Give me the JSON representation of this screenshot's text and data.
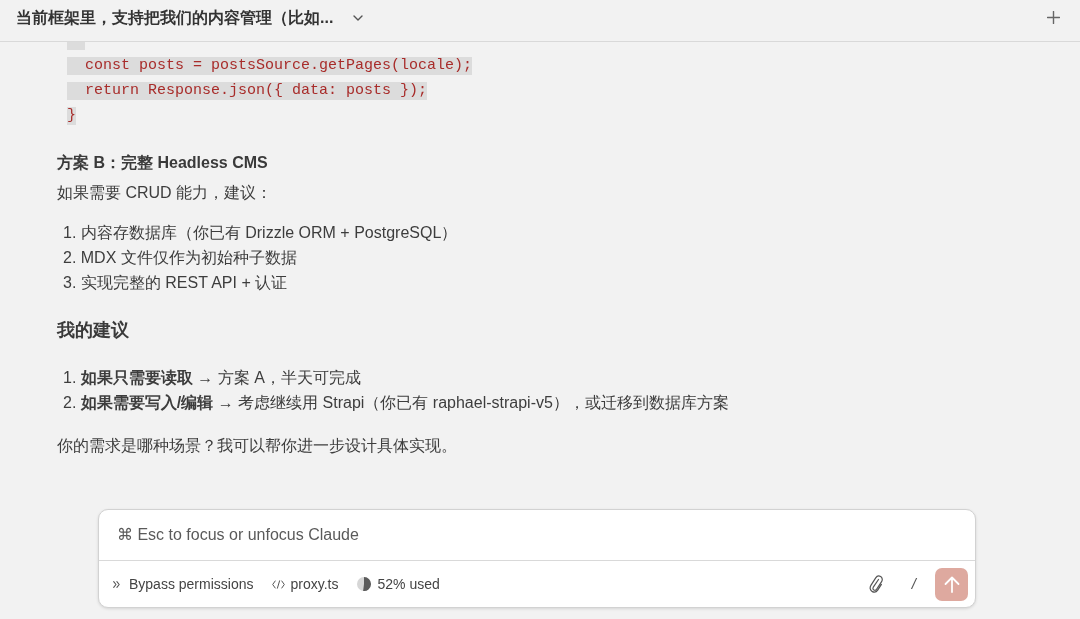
{
  "header": {
    "title": "当前框架里，支持把我们的内容管理（比如..."
  },
  "code_block": {
    "lines": [
      "  const posts = postsSource.getPages(locale);",
      "  return Response.json({ data: posts });",
      "}"
    ]
  },
  "message": [
    {
      "kind": "subheading",
      "text": "方案 B：完整 Headless CMS"
    },
    {
      "kind": "paragraph",
      "text": "如果需要 CRUD 能力，建议："
    },
    {
      "kind": "list",
      "items": [
        "1. 内容存数据库（你已有 Drizzle ORM + PostgreSQL）",
        "2. MDX 文件仅作为初始种子数据",
        "3. 实现完整的 REST API + 认证"
      ]
    },
    {
      "kind": "heading",
      "text": "我的建议"
    },
    {
      "kind": "list",
      "items": [
        "1. **如果只需要读取** → 方案 A，半天可完成",
        "2. **如果需要写入/编辑** → 考虑继续用 Strapi（你已有 raphael-strapi-v5），或迁移到数据库方案"
      ]
    },
    {
      "kind": "paragraph",
      "text": "你的需求是哪种场景？我可以帮你进一步设计具体实现。"
    }
  ],
  "composer": {
    "placeholder": "⌘ Esc to focus or unfocus Claude",
    "permission_mode": "Bypass permissions",
    "file": "proxy.ts",
    "context": {
      "level": 0.52,
      "reading": "52% used"
    },
    "slash_command": "/"
  }
}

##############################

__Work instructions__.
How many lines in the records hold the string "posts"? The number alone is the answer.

__Solved problem__.
2